#### Data section
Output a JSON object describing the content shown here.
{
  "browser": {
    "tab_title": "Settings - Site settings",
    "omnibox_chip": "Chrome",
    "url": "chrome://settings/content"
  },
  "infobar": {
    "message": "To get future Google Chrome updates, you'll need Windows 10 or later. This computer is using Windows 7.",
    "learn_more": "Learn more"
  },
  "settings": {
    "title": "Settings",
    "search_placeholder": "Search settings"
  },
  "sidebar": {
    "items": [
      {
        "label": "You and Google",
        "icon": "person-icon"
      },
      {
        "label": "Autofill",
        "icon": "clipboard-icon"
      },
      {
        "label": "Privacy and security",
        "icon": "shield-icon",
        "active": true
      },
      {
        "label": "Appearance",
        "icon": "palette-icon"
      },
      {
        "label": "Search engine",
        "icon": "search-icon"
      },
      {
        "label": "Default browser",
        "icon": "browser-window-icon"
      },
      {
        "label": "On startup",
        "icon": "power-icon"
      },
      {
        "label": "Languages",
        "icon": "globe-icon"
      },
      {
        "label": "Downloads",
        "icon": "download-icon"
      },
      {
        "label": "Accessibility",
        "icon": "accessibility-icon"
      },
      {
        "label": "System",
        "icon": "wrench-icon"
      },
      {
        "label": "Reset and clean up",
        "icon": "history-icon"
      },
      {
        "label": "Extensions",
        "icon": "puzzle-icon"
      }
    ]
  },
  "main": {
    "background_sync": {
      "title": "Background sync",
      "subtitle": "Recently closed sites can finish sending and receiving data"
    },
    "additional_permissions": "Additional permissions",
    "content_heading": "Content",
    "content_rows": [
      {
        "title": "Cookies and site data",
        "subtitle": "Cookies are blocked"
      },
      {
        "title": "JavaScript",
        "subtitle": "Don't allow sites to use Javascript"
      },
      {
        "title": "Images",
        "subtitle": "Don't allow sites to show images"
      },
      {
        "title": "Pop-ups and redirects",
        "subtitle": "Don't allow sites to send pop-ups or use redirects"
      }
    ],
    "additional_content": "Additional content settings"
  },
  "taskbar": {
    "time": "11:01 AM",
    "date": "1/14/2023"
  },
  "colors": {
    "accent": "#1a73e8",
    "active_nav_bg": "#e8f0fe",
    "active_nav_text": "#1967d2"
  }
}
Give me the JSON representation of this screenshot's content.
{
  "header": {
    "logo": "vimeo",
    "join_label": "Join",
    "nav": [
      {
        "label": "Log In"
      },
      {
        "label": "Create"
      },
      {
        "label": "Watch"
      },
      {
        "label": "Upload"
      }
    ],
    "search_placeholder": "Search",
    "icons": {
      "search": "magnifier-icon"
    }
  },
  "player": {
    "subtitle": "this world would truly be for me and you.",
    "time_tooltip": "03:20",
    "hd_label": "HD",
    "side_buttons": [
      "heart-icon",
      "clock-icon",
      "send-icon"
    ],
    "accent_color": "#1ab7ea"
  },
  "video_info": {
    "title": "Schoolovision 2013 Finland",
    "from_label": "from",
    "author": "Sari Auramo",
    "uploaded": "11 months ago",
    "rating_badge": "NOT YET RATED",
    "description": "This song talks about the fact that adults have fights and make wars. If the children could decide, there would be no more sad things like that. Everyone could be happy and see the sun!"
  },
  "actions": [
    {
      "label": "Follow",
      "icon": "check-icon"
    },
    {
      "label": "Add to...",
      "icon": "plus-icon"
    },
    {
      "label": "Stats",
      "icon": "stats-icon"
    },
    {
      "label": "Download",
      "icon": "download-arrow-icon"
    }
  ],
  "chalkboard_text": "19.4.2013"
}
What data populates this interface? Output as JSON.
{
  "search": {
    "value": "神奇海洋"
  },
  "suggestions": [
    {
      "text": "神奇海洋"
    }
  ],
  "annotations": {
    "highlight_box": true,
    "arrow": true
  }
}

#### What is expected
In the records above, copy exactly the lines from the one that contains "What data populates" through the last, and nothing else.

#### Answer box
What data populates this interface? Output as JSON.
{
  "search": {
    "value": "神奇海洋"
  },
  "suggestions": [
    {
      "text": "神奇海洋"
    }
  ],
  "annotations": {
    "highlight_box": true,
    "arrow": true
  }
}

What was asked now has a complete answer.